We had fire awareness training last week at Halton Mill, which is where I have my studio. I was pretty useless and decided I would only start the alarm and then run away if there was a fire, and not try to use the extinguishers.
I ordered some maps on line – they turn out to be double sided, which is not so useful for me, and they are also rather boring in colour range. I need to visit my favourite second hand bookshop in Carnforth which has a wonderful collection of old maps, and these tend to have a more interesting colour range.
I have been wondering whether to work with the size of tofu paper I have, which will mean a lot of joins, or to source some larger sheets. If I use larger sheets can I buy them precoloured (in the shades I want to match each map colour) or will I have to buy a larger gelli plate to colour the white sheets?
I need more information about which countries people came from to Preston.The Lancashire Records Office has been very helpful too and sent me a huge list: Handlist 69: Sources for Black and Asian history. I had a great day in the Lancashire Archives in Preston on Tuesday, and discovered some early work by Gulab Singh. I will have to ask for permission to use the info, but was so pleased to find extracts from the 1981 census of Preston giving me accurate statistics of minority ethnic groups at that time.
However it can’t be very interesting to read a blog about statistics, so here is some of the art work I have been experimenting with this week – 2 test pieces; a stencilled shamrock design with cut out flowers and leaves from a map of Ireland, and a lino cut lotus with flowers cut from a map of India.

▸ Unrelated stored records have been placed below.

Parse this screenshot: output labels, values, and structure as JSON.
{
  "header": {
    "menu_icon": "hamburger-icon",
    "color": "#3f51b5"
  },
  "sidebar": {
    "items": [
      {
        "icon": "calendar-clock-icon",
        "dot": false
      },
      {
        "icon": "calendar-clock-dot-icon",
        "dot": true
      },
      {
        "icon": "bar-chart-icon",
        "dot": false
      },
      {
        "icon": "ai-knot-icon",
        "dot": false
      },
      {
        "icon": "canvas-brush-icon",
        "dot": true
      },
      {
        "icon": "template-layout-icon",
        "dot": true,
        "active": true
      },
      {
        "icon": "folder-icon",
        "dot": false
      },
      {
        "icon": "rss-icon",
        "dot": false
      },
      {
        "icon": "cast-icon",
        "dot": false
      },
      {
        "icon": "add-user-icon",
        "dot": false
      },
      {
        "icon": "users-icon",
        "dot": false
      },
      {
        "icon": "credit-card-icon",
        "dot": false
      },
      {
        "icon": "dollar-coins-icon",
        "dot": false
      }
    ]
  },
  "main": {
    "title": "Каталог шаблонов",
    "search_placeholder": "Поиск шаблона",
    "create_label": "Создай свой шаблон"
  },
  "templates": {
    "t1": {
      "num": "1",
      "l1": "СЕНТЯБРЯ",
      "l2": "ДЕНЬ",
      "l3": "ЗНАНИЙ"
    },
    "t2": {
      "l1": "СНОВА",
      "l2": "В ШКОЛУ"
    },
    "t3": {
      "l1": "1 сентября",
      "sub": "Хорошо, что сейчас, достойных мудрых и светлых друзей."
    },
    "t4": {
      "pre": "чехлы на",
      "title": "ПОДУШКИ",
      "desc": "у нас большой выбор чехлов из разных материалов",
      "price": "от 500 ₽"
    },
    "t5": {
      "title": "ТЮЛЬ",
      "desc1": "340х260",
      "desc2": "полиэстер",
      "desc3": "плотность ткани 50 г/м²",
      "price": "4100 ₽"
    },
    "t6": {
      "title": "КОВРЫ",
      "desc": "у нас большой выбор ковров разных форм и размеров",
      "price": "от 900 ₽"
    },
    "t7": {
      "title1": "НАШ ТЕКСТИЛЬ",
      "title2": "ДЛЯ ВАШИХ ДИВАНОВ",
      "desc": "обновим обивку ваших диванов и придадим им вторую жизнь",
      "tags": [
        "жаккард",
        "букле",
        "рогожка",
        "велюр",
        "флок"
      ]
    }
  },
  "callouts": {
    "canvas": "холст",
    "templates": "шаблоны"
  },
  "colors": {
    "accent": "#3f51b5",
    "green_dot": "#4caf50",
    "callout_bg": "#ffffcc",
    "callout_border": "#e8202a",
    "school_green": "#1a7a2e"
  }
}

I wonder what style of dress design to create? Am I going to mirror the styles of the times, or am I going to imagine myself as a fabric and clothes designer and create my own style? In a way that is inevitable, and of course I am going to be careful not to make direct copies of Horrockses designs.
The other question is about process; what is going to be the most effective way to create the designs? I have experimented with making a stencil, which will work well for close repeat patterns, and with making a lino cut, which will work better for the larger more spaced-out designs.
I have just booked a large gallery for a solo exhibition in March next year – The Storey Gallery in the centre of Lancaster – and only £125 + VAT for a week. Why is it not more used?
Anyway, time to concentrate and make new work, though it is obvious that I will be putting up some of my old work too. I made a list of 15 possible ideas – and knocked off 12 – some of them still good, but requiring community input and/or professional help in the making, so probably needing more time. 3 ideas left. I thought I would want to do more site-based work, but these have been knocked off the list, so I am left with a desire to make work relating to migration of people, a) to Preston in 20th century, and around the world now.
The Preston ideas are more fully formed as most migrants worked in the cotton industry, so I will make paper clothes loosely based on Horrockses’ ready-made designs from the late 1940s to 1970s.
Need to research which countries people came from, and have enquired at the Harris Local History Library and Lancashire Records Office. History too recent for the census. Preston’s web page says ‘Asia and Caribbean’. Does that mean mostly Indian subcontinent post partition? Are there any personal stories collected anywhere? Lancashire Evening Post? And clearly I need to have a good look at some Horrockses’ designs in the Harris Museum.
I thought I would replace the flowers on the fabric with national flowers of the countries of origin and cut out of maps ditto. Time for an experiment. I tried making a base pattern on white Washi paper using my gelli plate, cut a rose out of a Shropshire map, and glued it with acrylic matt medium. I am pretty pleased with that. It would be nice to have larger sheets, perhaps pre-dyed. More research.